A curriculum to teach ninth-grade students to design and construct their own experiments in a variety of sciences soon will be tested at Roseland University Prep and Healdsburg High School.

The “Learning by Making” science, technology, engineering and math curriculum, developed by Sonoma State University’s education and public outreach group, was tested in six Mendocino County high schools for three years. The university received a $3.93 million grant last month from the U.S. Department of Education, to offer the classes to Sonoma and Lake counties.

“We have the opportunity to rethink the way that STEM subjects are taught, so that students are more actively engaged in doing science, and not just memorizing facts,” said Laura Peticolas, associate director of the outreach group.

Roseland University Prep, a public charter high school, will implement the curriculum to ninth graders in one or two classes in the fall of 2019. The following year, it will likely replace freshman introductory science classes, teacher Nessa Cannon said.

The curriculum’s backbone is in computer coding — a critical skill for the STEM program, said Cannon, a former materials engineer. Students learn Logo, an easier programming language.

Real-world examples are used for earth science, biology, chemistry and physics experiments, like creating energy from decomposition or preventing evaporation in certain situations. The curriculum incorporates student-designed experiments and inquiry-based learning.

“In my opinion, it’s the best way to teach science,” Cannon said.

Students learn how to analyze data from a variety of sensors, including light, temperature and vibration. They also learn how to build electronic circuits.

Cannon has attended one training session on the new classes so far, and will attend a few more every couple months throughout this school year. She’ll have a five-day training during the summer.

The STEM curriculum was approved by the University of California and California State University systems in admission requirements as a laboratory science course.

An impact study conducted during the 2016-17 school year found students participating in the Learning by Making courses outscored their peers in science by 7 percent and in math by 4 percent.

“Learning by Making has been our group’s most challenging project, but it also has the potential to transform STEM education nationally,” said Lynn Cominsky, director of Sonoma State’s education and public outreach group and chair department of physics and astronomy.

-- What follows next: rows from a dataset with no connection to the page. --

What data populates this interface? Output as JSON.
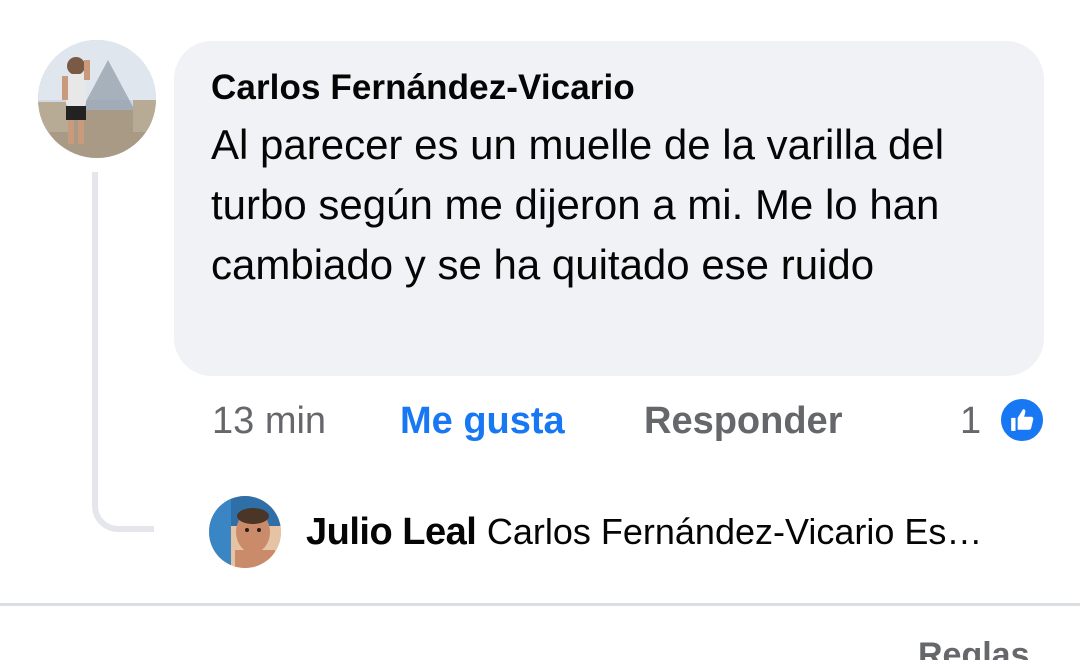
{
  "comment": {
    "author": "Carlos Fernández-Vicario",
    "text": "Al parecer es un muelle de la varilla del turbo según me dijeron a mi. Me lo han cambiado y se ha quitado ese ruido",
    "time": "13 min",
    "like_label": "Me gusta",
    "reply_label": "Responder",
    "reaction_count": "1",
    "reaction_icon": "thumbs-up-icon"
  },
  "reply": {
    "author": "Julio Leal",
    "text": "Carlos Fernández-Vicario Es…"
  },
  "footer": {
    "rules_label": "Reglas"
  },
  "colors": {
    "accent": "#1877f2",
    "bubble": "#f0f2f5",
    "secondary_text": "#65676b"
  }
}
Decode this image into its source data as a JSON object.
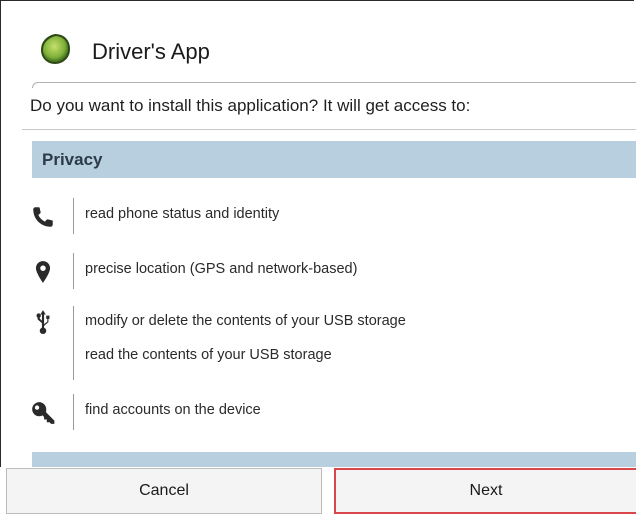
{
  "app": {
    "title": "Driver's App",
    "icon": "green-leaf-app-icon",
    "icon_color": "#7fb13a"
  },
  "prompt": "Do you want to install this application? It will get access to:",
  "sections": [
    {
      "title": "Privacy",
      "permissions": [
        {
          "icon": "phone-icon",
          "lines": [
            "read phone status and identity"
          ]
        },
        {
          "icon": "location-pin-icon",
          "lines": [
            "precise location (GPS and network-based)"
          ]
        },
        {
          "icon": "usb-icon",
          "lines": [
            "modify or delete the contents of your USB storage",
            "read the contents of your USB storage"
          ]
        },
        {
          "icon": "key-icon",
          "lines": [
            "find accounts on the device"
          ]
        }
      ]
    }
  ],
  "buttons": {
    "cancel": "Cancel",
    "next": "Next"
  },
  "colors": {
    "section_header": "#b8cfe0",
    "highlight_border": "#d9474a"
  }
}
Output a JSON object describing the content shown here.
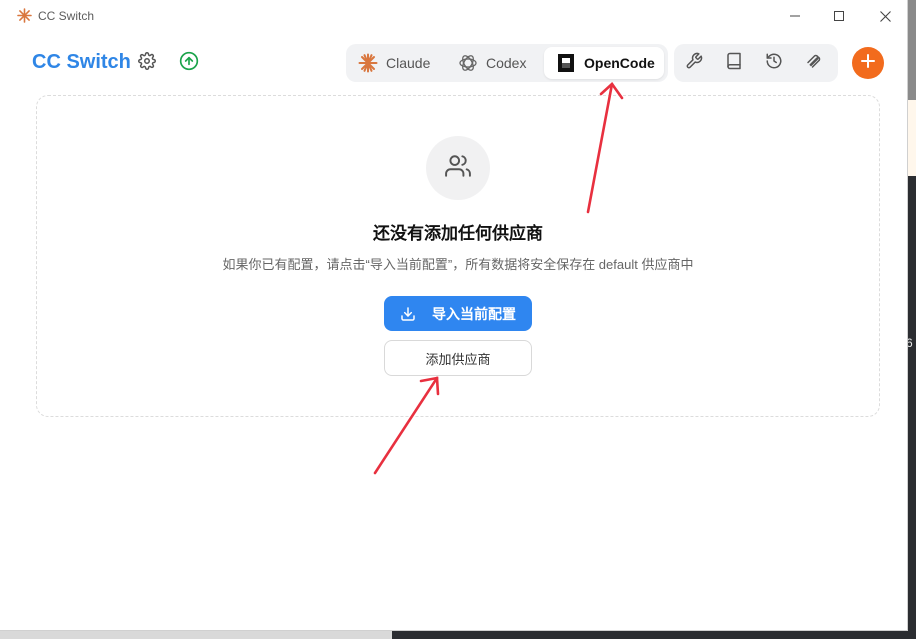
{
  "window": {
    "title": "CC Switch"
  },
  "header": {
    "brand": "CC Switch"
  },
  "tabs": [
    {
      "label": "Claude",
      "icon": "claude-icon"
    },
    {
      "label": "Codex",
      "icon": "codex-icon"
    },
    {
      "label": "OpenCode",
      "icon": "opencode-icon",
      "active": true
    }
  ],
  "tools": [
    "wrench-icon",
    "book-icon",
    "history-icon",
    "attachment-icon"
  ],
  "empty_state": {
    "title": "还没有添加任何供应商",
    "description": "如果你已有配置，请点击“导入当前配置”，所有数据将安全保存在 default 供应商中",
    "import_button": "导入当前配置",
    "add_button": "添加供应商"
  },
  "colors": {
    "brand": "#2f86e6",
    "primary": "#2f86f0",
    "accent": "#f26b1d",
    "update": "#1aa34a",
    "annotation_arrow": "#e8303f"
  },
  "background": {
    "side_label": "6"
  }
}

According to Sonoma County Office of Education staffers, each district will make its own decision as to whether it will adopt the “Learn By Making” curriculum.